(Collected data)

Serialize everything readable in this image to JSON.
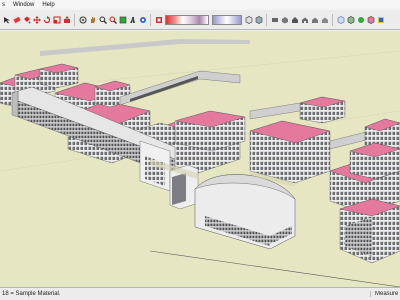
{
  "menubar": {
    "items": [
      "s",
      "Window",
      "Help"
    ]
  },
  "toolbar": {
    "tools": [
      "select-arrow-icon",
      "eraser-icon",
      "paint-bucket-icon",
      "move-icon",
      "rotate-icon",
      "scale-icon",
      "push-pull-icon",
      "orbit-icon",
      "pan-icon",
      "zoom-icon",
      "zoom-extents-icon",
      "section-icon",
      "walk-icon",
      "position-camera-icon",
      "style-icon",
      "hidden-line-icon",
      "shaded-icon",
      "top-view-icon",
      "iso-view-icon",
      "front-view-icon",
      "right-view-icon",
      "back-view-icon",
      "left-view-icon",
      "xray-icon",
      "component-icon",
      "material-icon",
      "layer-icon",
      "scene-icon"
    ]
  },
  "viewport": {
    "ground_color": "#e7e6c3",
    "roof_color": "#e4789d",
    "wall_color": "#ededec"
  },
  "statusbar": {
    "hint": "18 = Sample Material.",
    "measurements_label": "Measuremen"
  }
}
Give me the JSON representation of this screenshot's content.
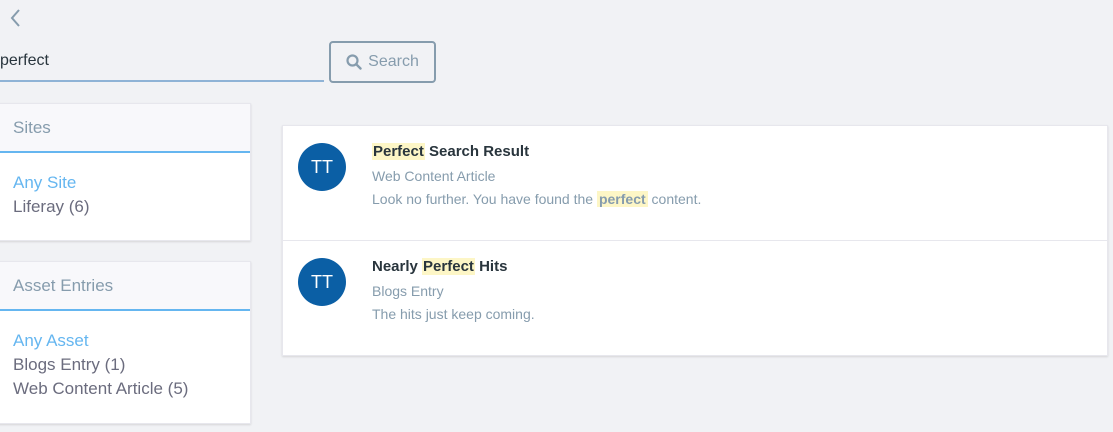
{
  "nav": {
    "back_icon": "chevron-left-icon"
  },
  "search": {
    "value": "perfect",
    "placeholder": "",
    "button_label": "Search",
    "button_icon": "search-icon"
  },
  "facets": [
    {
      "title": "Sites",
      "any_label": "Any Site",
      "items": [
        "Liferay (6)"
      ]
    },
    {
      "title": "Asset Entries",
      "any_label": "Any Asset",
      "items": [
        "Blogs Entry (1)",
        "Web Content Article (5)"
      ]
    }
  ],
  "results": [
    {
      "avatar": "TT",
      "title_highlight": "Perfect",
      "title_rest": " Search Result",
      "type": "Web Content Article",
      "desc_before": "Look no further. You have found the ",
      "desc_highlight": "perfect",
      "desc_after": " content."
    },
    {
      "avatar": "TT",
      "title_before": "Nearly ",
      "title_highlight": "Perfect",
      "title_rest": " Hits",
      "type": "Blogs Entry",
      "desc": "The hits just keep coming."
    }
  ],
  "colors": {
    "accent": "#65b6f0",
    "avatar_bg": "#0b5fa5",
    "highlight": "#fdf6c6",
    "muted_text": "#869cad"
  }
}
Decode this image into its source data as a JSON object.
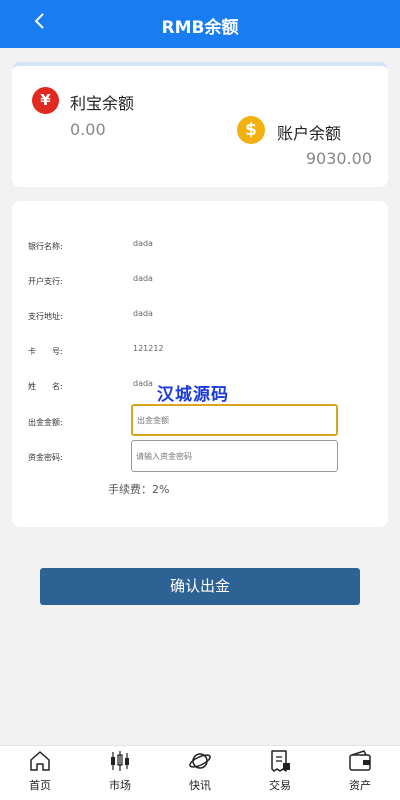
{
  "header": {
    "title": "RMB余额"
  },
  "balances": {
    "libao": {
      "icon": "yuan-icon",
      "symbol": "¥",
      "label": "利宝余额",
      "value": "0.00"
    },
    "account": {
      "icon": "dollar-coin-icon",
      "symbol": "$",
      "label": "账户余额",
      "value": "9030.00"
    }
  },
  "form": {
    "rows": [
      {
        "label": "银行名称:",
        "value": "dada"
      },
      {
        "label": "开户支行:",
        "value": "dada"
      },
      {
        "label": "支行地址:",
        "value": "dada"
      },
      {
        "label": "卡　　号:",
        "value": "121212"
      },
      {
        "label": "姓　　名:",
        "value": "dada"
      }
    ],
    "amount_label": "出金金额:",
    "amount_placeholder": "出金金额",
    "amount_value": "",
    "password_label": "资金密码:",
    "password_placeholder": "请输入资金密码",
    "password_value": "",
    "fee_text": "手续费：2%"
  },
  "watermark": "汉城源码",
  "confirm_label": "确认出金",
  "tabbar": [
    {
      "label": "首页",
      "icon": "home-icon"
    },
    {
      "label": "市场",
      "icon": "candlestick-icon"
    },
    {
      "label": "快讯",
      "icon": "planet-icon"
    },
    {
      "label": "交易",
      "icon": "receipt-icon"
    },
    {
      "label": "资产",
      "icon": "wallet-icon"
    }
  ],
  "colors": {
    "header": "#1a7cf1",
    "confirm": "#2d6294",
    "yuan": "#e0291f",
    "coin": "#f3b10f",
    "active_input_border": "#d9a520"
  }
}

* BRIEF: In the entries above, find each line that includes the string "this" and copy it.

* ANSWER BOX:
Serialize everything readable in this image to JSON.
Give me the JSON representation of this screenshot's content.
Decode this image into its source data as a JSON object.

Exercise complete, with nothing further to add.